Reviewed by Iris Winston

Motown, the Musical. Performing the Jackson 5. Photo: Joan Marcus

Motown, the Musical. Book by Berry Gordy; music and lyrics from the legendary Motown catalog . Broadway Across Canada in association with Work Light Productions. Directed by Charles Randolph-Wright/ Plays Southam Hall, National Arts Centre

The musical legacy of the remarkable growth of Motown speaks for itself through this jukebox musical — which is just as well because the book by Motown founder Berry Gordy is nothing to write home about. (more…)

This Amorous Servant seduces her audience.

Reviewed by Patrick Langston

 

A word of advice: If your plans ever conflict with those of Corallina, you may as well just give way because she’ll best you every time.

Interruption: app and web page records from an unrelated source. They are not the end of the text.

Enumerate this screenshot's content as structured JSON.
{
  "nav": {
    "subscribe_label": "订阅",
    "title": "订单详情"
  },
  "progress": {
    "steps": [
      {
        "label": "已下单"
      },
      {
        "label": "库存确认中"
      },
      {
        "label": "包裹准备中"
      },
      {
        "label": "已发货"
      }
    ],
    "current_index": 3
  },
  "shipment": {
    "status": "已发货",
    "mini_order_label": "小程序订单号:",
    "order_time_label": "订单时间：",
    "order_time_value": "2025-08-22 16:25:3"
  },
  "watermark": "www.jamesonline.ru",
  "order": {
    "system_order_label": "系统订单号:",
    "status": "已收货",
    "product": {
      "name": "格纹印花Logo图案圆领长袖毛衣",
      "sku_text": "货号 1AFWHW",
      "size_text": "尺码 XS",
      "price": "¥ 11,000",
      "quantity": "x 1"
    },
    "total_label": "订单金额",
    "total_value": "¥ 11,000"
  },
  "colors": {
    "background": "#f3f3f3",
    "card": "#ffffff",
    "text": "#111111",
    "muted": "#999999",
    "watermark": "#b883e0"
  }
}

Corallina — a firecracker with an intense sense of honour, an estimable loyalty to those who merit it and an ingrained understanding that women’s second-class citizenry needs to be rooted out like a nasty bit of poison ivy — is the glue who holds together Carlo Goldoni’s rarely produced 1752 commedia dell’arte creation The Amorous Servant. (more…)

The Amorous Servant: A new contemporary vision of masked theatre comes to light!

Reviewed by Alvina Ruprecht

The Amorous Servant. Photo: Barb Gray

The Amorous  Servant by Carlo Goldoni , directed by Attila Clemann, translated by John Van Burek. A production of the Odyssey Theatre.

The Odyssey Theatre is back in the park again this summer, braving the rain and the bad weather . Luckily it was beautiful the night we saw it, the mosquitoes were gone, the new cushions were comfortable and all was perfect.

A simple but functional  set designed by John D oucet set the space for the  dashing about the house that keeps the eight actors moving  in this 18th Century comedy by  Carlo Goldoni , rarely performed, created in French in 1993 at the Comédie française and only recently translated into English by John Van Burek, better known in Canada for his translations of Quebec playwright Michel Tremblay! (more…)

Candida: breezy and fast-moving at the Perth Classic Theatre Festival..

Reviewed by Iris Winston

Candida, at the Perth Classic theatre. : Photo Jean-Denis Labelle.

By George Bernard Shaw, Classic Theatre Festival.Directed by Laurel Smith

George Bernard Shaw considered his 1895 domestic comedy Candida one of his Plays Pleasant. In part an ironic antidote to A Doll’s House, Henrik Ibsen’s 1879 drama about a woman’s fate in a male-dominated society, Candida also offers an indirect reference to Shaw’s own background. (His mother left his father for her musician friend.) (more…)

Past Reviews